Mrs. Krueger obtained the deed from her husband, she was bound to know that the land had been obtained upon an affidavit of Moses asserting that the land was not occupied adversely. Under the decisions of this Court, she was chargeable with notice from Benson's possession, and his record title from the railroad company, that he had a preferential right of purchase under the Act of March 3, 1887. Gertgens v. O'Connor, 191 U. S. 237 , 191 U. S. 246 ; Ramsey v. Tacoma Land Co., 196 U. S. 360 , 196 U. S. 364 . Having such notice of the origin of the title under which she had purchased, she was chargeable with notice of the facts shown by the records, and could not shut her eyes to these sources of information and still be an innocent purchaser without notice. This doctrine, often asserted in this Court, was summarized in Ochoa v. Hernandez, 230 U. S. 139 , 230 U. S. 164 , in which it was said:
"It is a familiar doctrine, universally recognized where laws are in force for the registry or recording of instruments of conveyance, that every purchaser takes his title subject to any defects and infirmities that may be ascertained by reference to his chain of title as spread forth upon the public records. Brush v. Ware, 15 Pet. 93, 40 U. S. 111 ; Simmons Creek Coal Co. v. Doran, 142 U. S. 417 , 142 U. S. 437 ; Northwestern Bank v. Freeman, 171 U. S. 620 , 171 U. S. 629 ; Mitchell v. D'Olier, 68 N.J.L. 375, 384."
If Mrs. Krueger had used these sources of information, she would have ascertained that the Moses affidavit, wherein it was stated that the lands were not in any manner occupied adversely, was untrue. Constructively she is held to have knowledge of these facts. Washington Securities Co. v. United States, 234 U. S. 76 , 234 U. S. 79 . And see Dellemand v. Mannon, 4 Colo.App. 262, 264. The defense of bona fide purchaser is an affirmative one, and the burden was upon Mrs. Krueger to establish it in order to defeat the right of the government to have a cancellation of the patent, fraudulently obtained. Wright-Blodgett
We agree with the circuit court of appeals that Mrs. Krueger did not sustain the burden of showing that she was a bona fide purchaser for value, and, under the circumstances shown, she had constructive notice of the manner in which the land had been procured from the United States. The circuit court of appeals did not err in holding that the government was entitled to a cancellation of the patent.
MR. JUSTICE McREYNOLDS took no part in the consideration or decision of this case.
"Sec. 5. That where any said company shall have sold to citizens of the United States, or to persons who have declared their intention to become such citizens, as a part of its grant, lands not conveyed to or for the use of such company, said lands being the numbered sections prescribed in the grant, and being coterminous with the constructed parts of said road, and where the lands so sold are for any reason excepted from the operation of the grant to said company, it shall be lawful for the bona fide purchaser thereof from said company to make payment to the United States for said lands at the ordinary government price for like lands, and thereupon patents shall issue therefor to the said bona fide purchaser, his heirs or assigns."

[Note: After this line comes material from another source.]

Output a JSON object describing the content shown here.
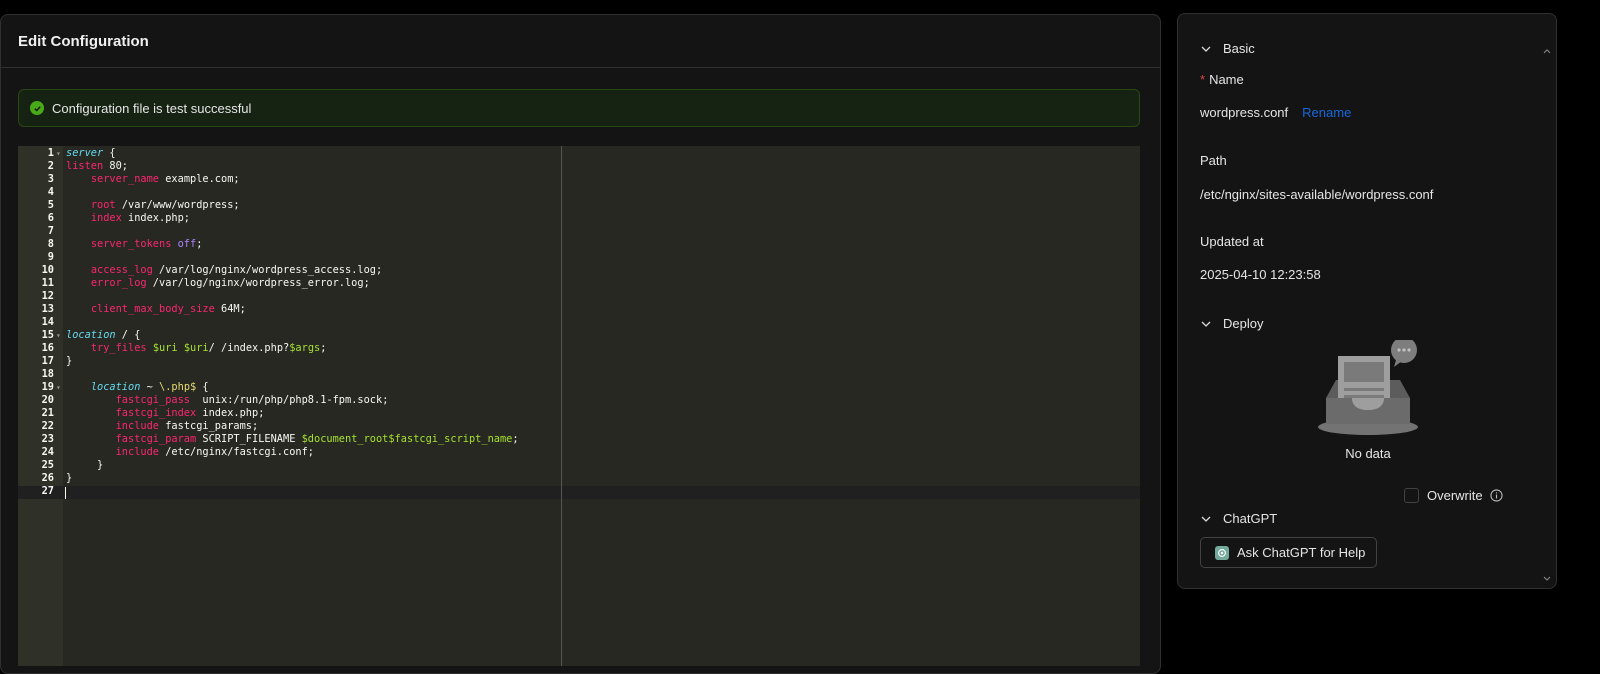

Regulations promulgated by the Land Department on February 13, 1889, provided with reference to § 5 (8 L.D. 348, 352):
"No entry will be allowed under this section until it shall have been finally determined by this department that the land was excepted from the grant."
And again, on August 30, 1890 (11 L.D. 229):
"If the applicant is not the original purchaser from the company, it is immaterial what the qualifications of his immediate grantor the intervening purchasers may have been."